=== Begin Enclosure ===

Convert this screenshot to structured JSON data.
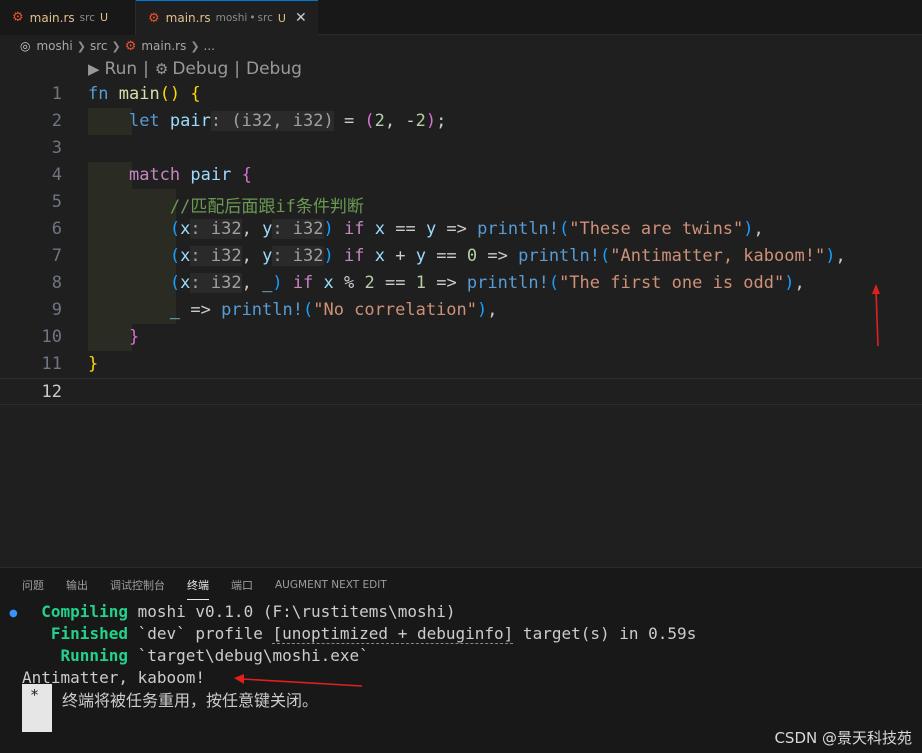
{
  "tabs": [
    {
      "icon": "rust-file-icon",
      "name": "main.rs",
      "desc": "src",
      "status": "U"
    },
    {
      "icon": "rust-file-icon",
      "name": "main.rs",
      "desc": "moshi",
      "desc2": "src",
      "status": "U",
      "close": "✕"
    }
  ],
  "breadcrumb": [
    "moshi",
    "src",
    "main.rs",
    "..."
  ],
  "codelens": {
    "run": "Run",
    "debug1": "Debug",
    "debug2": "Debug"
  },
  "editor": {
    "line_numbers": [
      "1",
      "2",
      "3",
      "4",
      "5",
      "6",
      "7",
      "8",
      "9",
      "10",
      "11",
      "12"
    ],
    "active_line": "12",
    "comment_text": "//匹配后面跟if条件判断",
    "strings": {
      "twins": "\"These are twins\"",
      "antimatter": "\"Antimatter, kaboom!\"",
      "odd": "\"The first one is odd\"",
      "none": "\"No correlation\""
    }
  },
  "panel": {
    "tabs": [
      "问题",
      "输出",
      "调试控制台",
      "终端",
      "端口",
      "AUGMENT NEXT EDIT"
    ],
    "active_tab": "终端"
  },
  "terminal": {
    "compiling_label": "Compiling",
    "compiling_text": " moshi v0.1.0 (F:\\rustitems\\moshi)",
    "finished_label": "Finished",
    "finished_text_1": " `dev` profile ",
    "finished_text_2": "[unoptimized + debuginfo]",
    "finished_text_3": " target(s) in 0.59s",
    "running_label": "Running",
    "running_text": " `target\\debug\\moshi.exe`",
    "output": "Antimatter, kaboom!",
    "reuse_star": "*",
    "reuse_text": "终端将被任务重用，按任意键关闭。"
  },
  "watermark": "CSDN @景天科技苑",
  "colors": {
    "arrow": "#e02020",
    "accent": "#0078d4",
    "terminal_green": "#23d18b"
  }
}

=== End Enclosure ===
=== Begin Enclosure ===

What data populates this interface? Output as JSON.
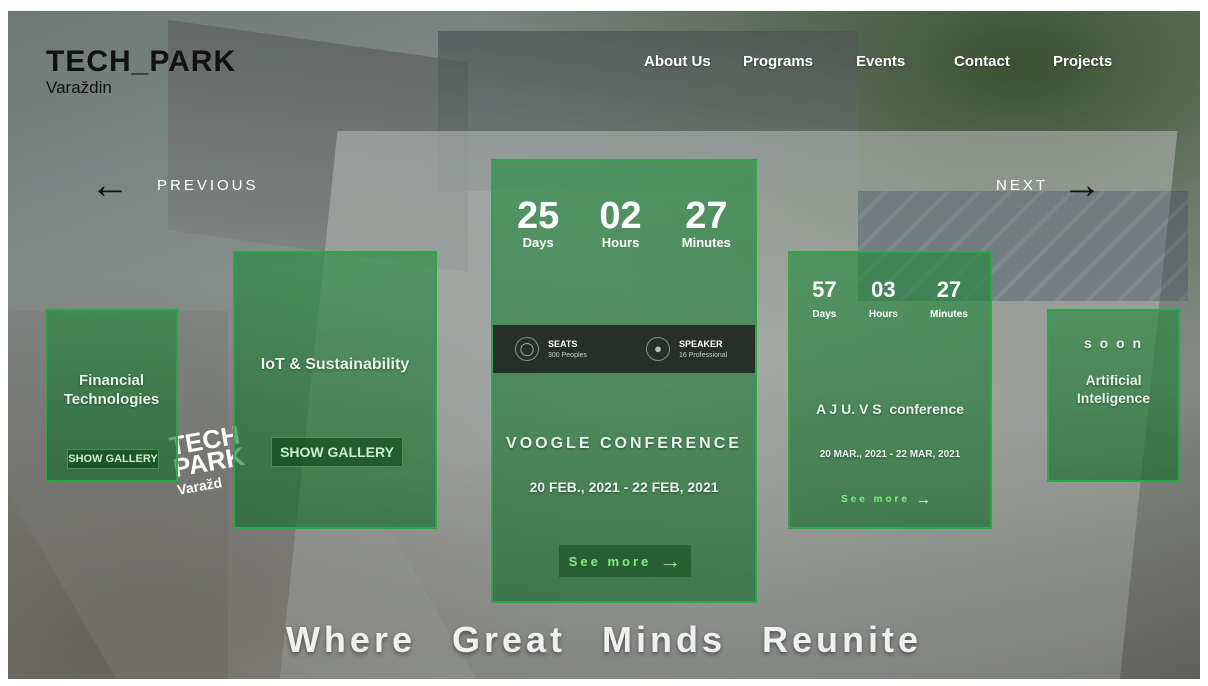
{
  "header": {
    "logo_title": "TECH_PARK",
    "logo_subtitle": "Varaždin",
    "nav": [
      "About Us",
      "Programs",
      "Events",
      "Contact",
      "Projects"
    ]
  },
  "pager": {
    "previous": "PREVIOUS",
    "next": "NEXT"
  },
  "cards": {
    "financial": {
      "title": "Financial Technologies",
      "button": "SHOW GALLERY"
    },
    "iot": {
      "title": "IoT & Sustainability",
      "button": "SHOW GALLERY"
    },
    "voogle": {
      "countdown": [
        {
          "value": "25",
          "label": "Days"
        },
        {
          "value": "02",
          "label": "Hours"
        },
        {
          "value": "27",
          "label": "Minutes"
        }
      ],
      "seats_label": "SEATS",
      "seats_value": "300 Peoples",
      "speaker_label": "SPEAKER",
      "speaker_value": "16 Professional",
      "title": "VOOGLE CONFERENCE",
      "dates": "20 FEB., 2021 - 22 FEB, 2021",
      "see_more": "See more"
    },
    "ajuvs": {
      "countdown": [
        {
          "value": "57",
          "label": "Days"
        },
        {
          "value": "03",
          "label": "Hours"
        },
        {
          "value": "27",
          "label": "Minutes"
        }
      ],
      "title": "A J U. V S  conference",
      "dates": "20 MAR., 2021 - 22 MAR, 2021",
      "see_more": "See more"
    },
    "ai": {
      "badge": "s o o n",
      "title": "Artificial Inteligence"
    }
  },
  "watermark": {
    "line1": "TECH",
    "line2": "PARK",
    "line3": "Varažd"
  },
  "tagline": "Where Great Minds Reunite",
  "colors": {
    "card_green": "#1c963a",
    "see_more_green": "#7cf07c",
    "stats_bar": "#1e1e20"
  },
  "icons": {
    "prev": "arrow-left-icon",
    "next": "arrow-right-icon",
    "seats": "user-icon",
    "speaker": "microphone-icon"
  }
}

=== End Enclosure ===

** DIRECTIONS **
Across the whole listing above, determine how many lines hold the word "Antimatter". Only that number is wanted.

** ANSWER SPACE **
2